GOAL OF THE EXERCISE - List each line of the data that holds the string "this", please.

MATERIAL TO PROCESS -
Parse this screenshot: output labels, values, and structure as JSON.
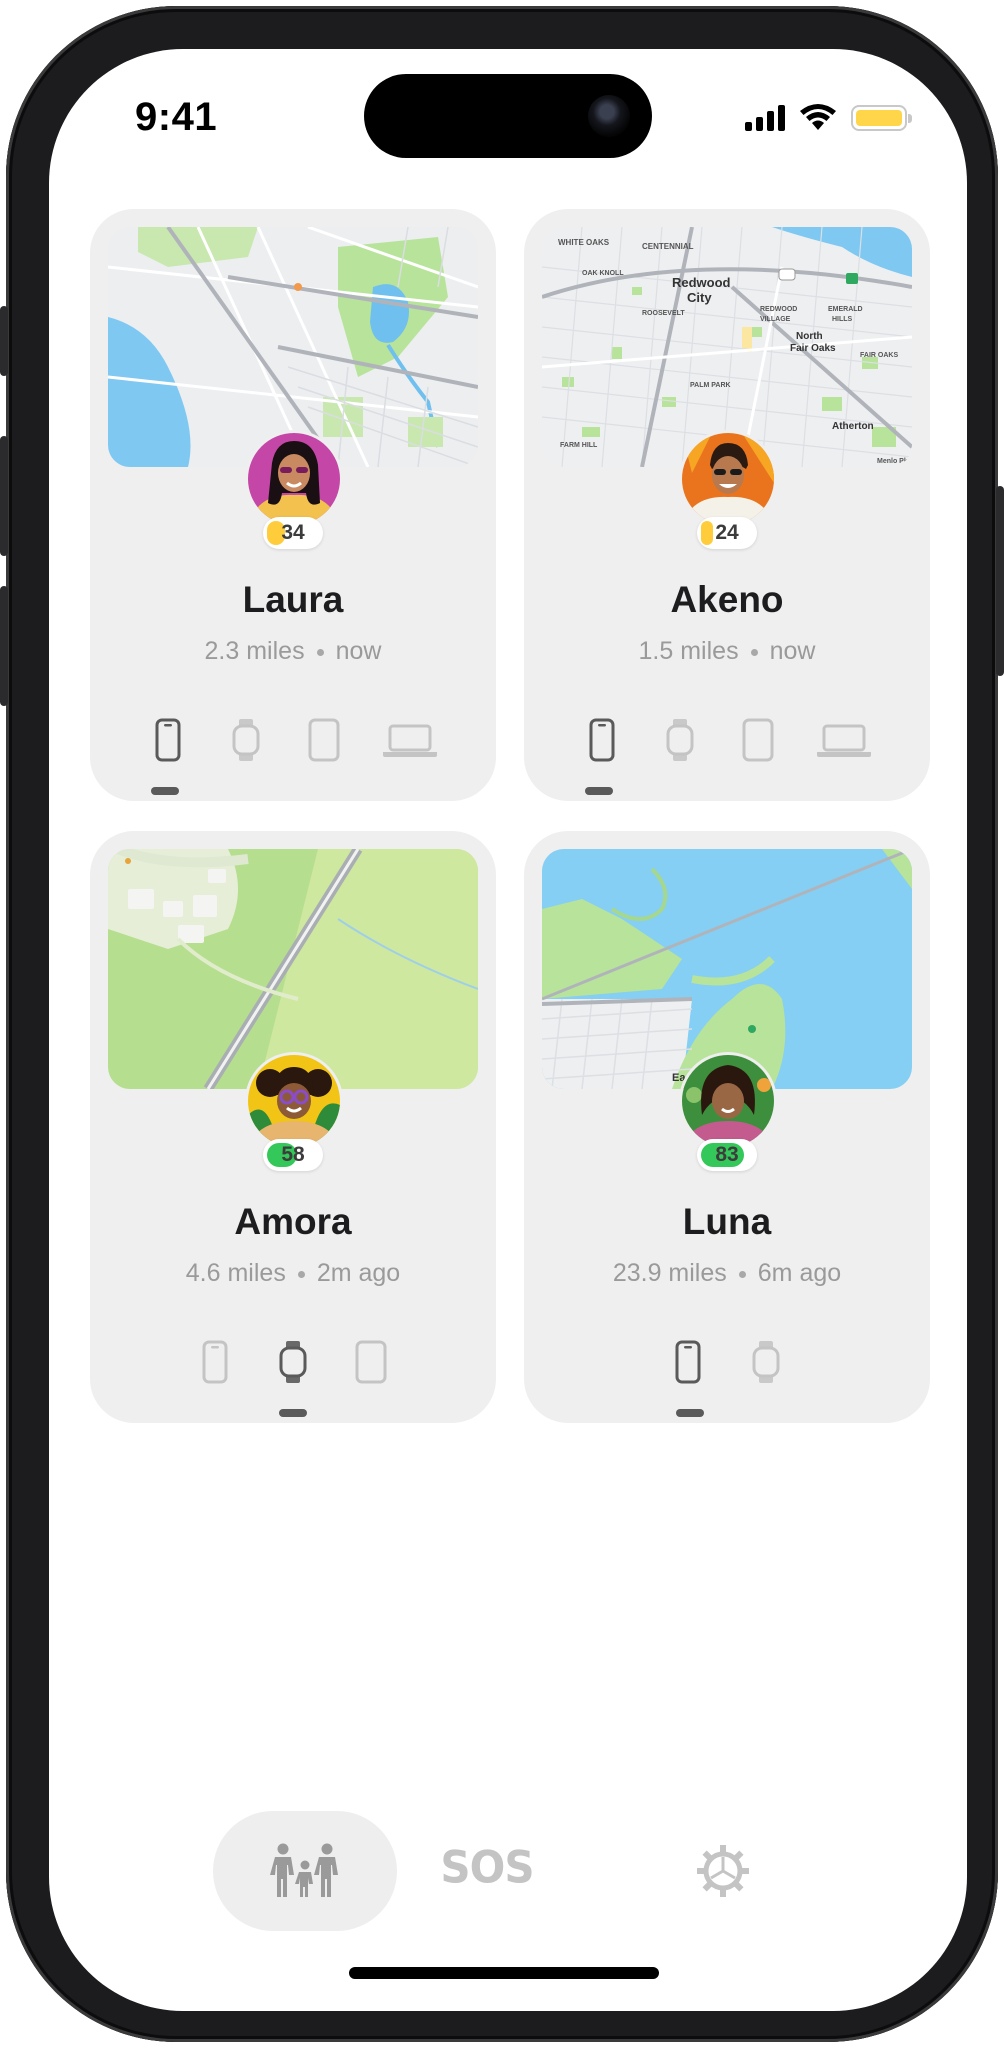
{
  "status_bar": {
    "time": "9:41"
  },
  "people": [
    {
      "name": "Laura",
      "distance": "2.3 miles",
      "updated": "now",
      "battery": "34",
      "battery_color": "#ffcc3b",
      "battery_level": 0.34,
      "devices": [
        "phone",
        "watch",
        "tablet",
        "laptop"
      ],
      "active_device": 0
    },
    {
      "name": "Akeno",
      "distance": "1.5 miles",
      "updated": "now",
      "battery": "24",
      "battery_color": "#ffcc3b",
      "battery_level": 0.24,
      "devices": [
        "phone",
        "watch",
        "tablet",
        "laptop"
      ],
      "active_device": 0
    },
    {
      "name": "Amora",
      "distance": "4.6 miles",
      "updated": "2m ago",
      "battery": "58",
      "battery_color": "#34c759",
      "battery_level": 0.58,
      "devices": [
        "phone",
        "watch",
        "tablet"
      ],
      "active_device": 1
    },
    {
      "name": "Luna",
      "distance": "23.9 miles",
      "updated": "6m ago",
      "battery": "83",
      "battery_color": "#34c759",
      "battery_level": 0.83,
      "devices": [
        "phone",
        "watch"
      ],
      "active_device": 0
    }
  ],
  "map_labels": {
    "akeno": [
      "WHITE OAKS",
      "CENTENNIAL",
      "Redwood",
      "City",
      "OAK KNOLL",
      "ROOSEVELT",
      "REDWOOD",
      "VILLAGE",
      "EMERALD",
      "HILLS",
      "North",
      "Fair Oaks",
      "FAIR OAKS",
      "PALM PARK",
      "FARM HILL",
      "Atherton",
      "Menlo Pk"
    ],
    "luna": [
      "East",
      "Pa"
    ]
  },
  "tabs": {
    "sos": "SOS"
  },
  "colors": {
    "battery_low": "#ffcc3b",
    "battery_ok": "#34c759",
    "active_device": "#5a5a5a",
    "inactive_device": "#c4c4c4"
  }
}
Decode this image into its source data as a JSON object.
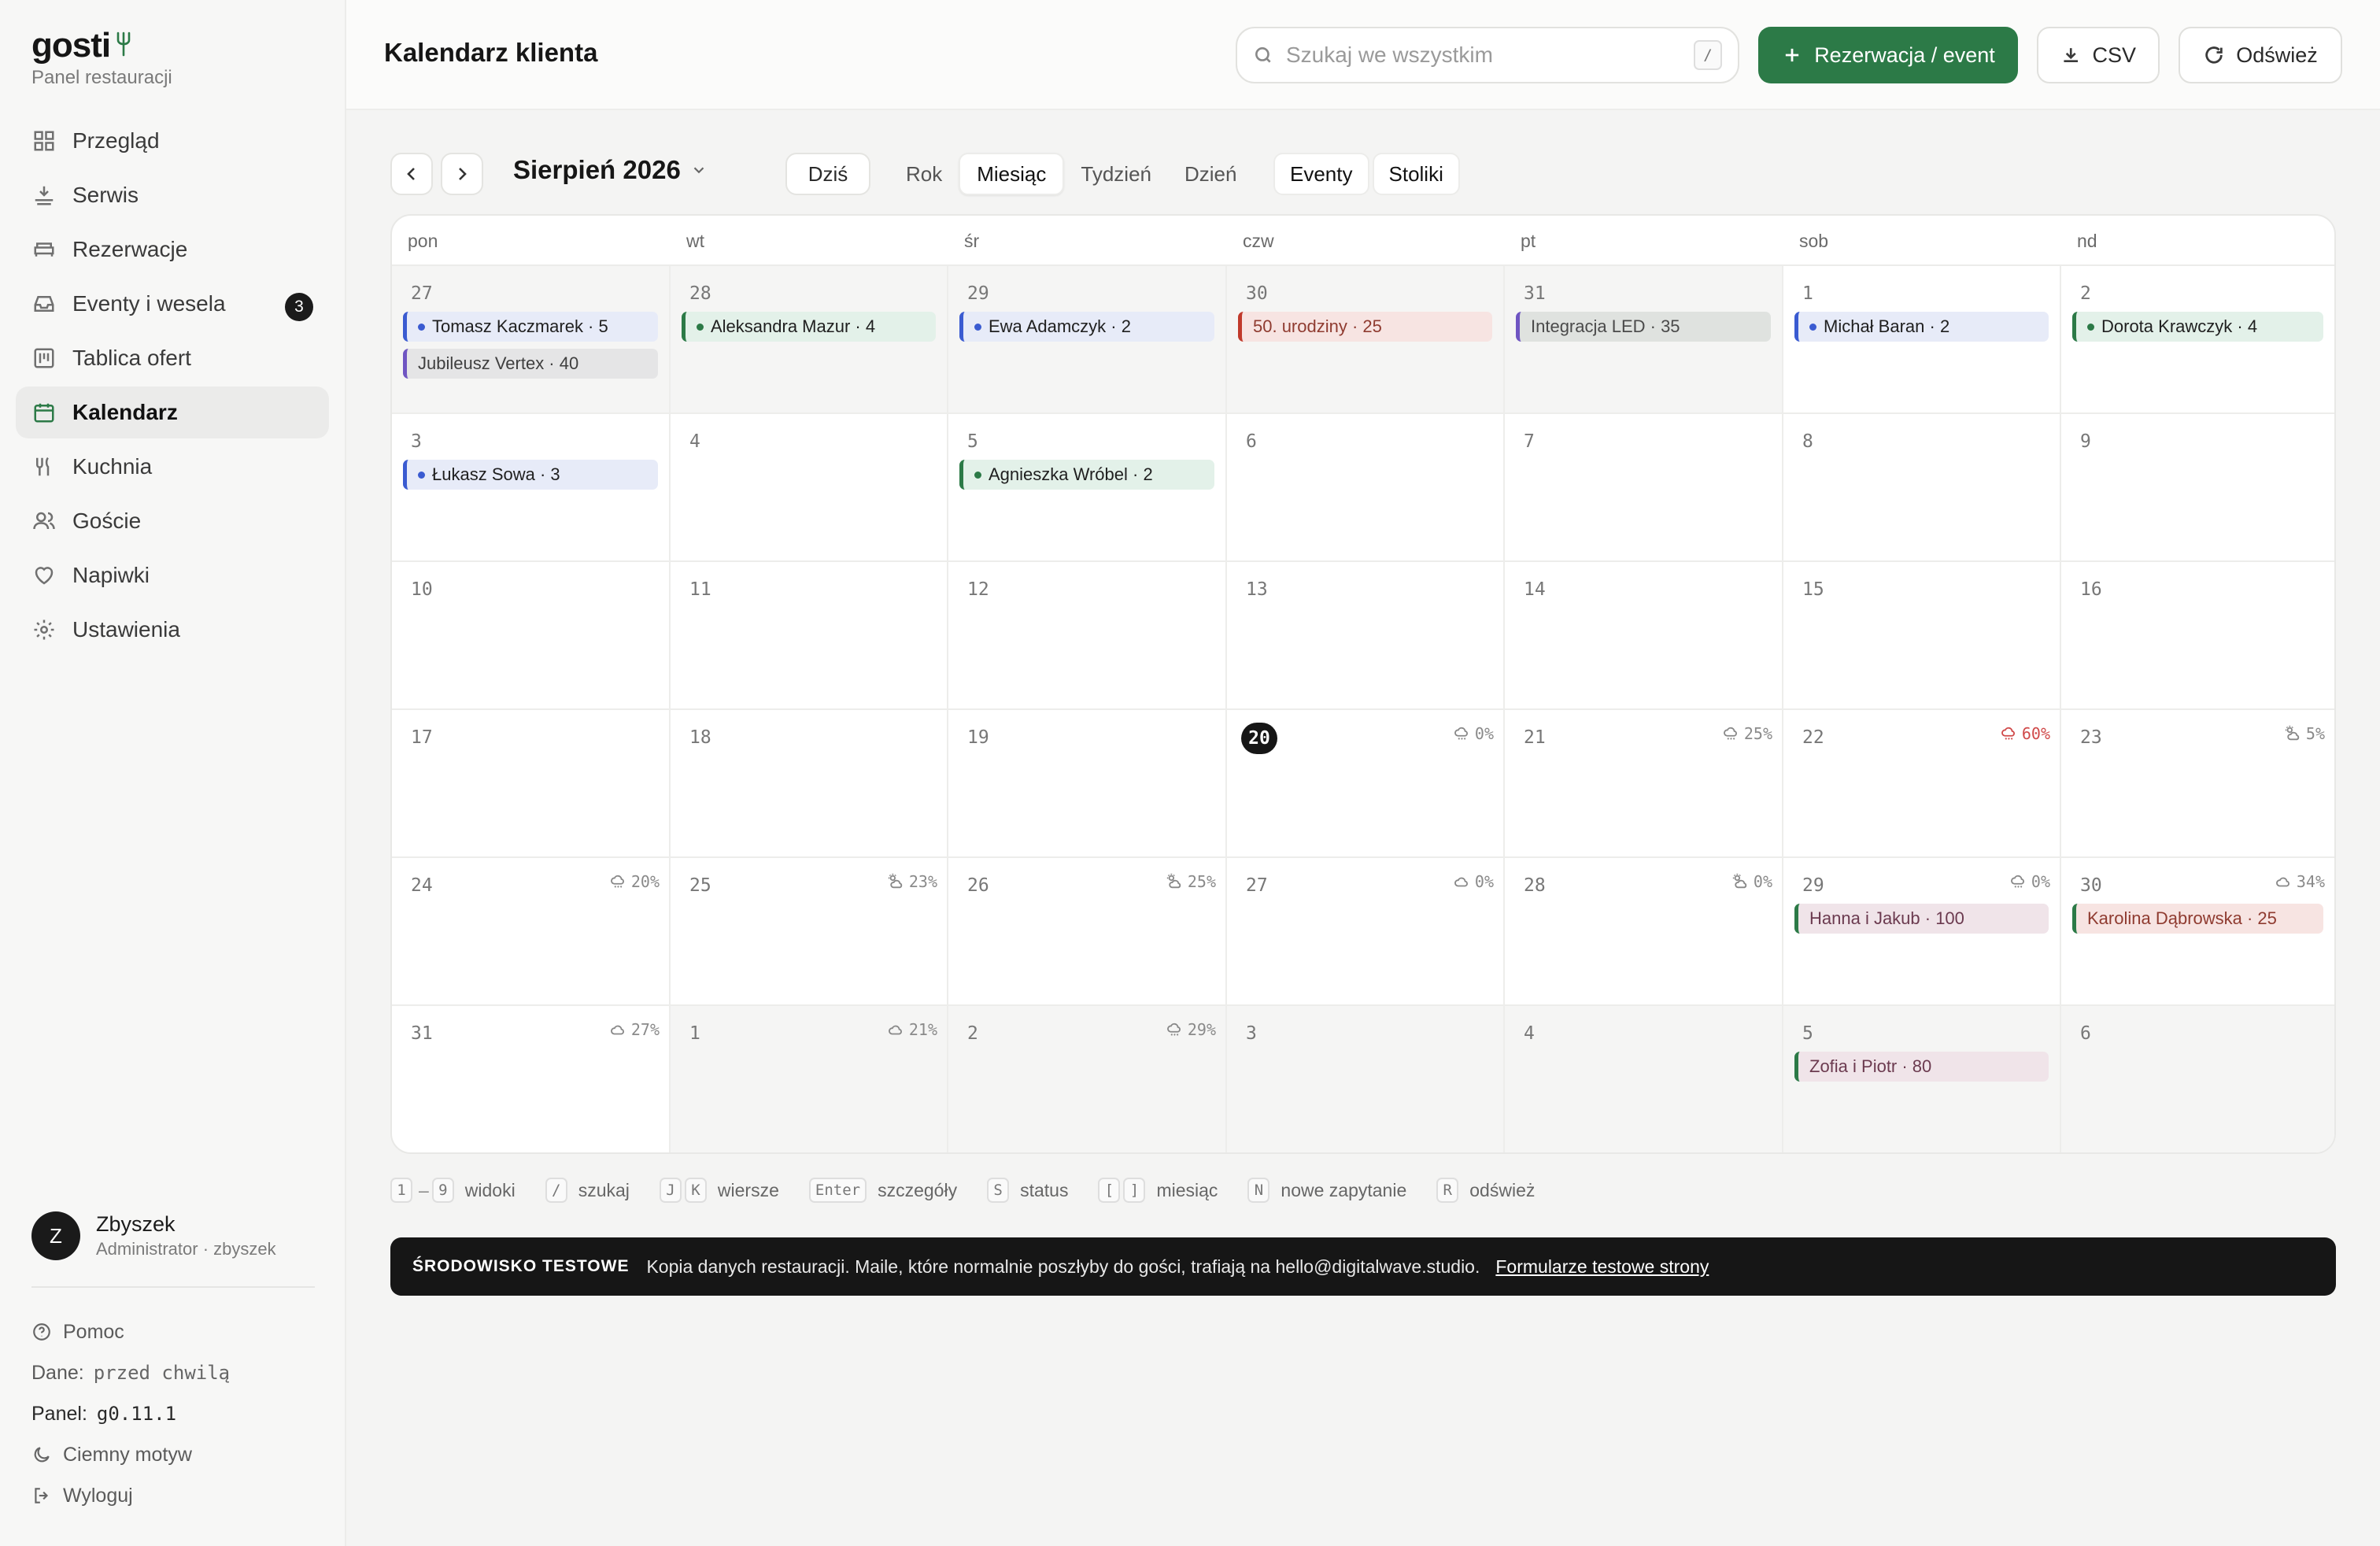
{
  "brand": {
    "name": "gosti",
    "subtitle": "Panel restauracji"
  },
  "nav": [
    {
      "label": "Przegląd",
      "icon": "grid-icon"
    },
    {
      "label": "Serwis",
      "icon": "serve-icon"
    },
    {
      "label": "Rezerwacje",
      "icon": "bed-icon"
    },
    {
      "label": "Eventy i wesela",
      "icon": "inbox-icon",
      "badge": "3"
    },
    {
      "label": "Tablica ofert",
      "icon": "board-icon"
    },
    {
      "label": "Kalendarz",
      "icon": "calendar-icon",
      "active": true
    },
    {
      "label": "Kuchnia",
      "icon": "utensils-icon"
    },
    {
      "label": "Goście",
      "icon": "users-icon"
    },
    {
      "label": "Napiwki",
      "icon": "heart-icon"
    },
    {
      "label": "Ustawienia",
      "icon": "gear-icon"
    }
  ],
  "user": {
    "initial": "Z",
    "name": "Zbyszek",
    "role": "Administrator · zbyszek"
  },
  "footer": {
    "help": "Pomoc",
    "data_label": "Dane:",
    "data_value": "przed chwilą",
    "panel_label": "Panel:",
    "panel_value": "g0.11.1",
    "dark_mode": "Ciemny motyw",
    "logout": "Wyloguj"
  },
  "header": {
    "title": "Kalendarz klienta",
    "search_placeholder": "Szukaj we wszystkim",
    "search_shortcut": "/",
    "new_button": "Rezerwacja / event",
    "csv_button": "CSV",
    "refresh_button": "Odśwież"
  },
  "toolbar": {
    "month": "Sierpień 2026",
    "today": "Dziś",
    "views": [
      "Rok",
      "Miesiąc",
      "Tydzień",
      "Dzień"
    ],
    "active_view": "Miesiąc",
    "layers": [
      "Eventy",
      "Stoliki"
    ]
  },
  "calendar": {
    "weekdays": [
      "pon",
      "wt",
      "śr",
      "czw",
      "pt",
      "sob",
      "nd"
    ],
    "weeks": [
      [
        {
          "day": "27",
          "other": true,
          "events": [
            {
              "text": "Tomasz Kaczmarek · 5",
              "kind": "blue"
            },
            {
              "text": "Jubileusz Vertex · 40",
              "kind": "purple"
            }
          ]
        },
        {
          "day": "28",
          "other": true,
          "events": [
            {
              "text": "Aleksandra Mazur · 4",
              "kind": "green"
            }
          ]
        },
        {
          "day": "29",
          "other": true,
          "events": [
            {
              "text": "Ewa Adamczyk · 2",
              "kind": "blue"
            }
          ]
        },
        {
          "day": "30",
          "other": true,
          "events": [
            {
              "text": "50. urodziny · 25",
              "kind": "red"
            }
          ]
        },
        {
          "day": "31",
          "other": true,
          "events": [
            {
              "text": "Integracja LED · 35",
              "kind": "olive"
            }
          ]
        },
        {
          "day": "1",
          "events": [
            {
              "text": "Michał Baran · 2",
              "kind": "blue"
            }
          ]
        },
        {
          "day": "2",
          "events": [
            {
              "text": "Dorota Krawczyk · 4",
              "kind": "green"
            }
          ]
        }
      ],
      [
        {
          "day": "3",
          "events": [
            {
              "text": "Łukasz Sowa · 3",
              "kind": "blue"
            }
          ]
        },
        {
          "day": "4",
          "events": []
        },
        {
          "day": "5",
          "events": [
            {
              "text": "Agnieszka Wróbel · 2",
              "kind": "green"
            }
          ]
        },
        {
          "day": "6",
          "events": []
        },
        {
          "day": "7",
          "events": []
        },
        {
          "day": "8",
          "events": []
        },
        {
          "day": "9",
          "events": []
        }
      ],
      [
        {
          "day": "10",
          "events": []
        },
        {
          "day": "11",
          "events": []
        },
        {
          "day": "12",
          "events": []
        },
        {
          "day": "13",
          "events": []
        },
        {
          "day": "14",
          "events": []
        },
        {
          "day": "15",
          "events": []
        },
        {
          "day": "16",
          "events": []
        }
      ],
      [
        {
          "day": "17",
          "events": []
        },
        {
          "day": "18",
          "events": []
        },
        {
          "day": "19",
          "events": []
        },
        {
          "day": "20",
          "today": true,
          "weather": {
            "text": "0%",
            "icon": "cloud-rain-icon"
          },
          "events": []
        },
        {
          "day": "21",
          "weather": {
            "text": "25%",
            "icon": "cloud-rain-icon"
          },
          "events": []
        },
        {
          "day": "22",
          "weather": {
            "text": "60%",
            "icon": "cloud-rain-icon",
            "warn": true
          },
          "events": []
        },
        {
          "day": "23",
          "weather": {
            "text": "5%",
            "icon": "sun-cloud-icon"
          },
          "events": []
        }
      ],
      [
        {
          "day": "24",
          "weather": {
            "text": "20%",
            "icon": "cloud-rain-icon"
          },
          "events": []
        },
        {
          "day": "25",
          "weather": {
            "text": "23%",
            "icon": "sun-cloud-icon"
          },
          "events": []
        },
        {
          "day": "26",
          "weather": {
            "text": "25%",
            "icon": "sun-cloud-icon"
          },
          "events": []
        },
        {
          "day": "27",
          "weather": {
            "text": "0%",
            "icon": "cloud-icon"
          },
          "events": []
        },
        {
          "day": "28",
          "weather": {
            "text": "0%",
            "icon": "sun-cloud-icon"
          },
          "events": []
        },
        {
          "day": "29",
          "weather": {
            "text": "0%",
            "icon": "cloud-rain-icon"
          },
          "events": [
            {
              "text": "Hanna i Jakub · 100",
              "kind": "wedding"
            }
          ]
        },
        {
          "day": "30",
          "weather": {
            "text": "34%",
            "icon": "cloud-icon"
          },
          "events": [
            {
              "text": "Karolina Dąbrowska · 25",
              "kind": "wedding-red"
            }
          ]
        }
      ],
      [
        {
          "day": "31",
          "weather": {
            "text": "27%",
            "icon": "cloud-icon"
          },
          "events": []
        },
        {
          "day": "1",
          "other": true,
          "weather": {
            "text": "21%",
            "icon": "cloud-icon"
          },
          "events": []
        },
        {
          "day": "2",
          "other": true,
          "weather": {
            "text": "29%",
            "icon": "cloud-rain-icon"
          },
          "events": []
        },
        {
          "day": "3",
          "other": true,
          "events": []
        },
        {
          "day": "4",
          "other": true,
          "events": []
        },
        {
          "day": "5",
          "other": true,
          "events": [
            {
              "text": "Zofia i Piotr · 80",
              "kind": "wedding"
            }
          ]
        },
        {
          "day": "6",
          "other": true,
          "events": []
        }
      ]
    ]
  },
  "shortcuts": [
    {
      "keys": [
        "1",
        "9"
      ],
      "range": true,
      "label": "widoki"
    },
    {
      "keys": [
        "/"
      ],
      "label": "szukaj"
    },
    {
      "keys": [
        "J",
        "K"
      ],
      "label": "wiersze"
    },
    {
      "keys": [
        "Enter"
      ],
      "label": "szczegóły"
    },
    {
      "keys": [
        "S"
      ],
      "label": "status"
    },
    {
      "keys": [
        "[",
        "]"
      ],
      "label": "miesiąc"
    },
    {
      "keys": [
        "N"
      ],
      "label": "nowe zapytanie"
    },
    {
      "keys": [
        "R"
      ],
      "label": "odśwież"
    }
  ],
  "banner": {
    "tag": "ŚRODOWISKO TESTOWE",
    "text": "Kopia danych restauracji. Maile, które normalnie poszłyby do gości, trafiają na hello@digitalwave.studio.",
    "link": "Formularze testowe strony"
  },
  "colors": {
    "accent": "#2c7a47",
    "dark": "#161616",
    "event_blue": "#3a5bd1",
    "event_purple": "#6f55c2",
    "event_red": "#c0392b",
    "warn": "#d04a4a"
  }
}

REPLY -
Parse this screenshot: output labels, values, and structure as JSON.
Decode this image into its source data as a JSON object.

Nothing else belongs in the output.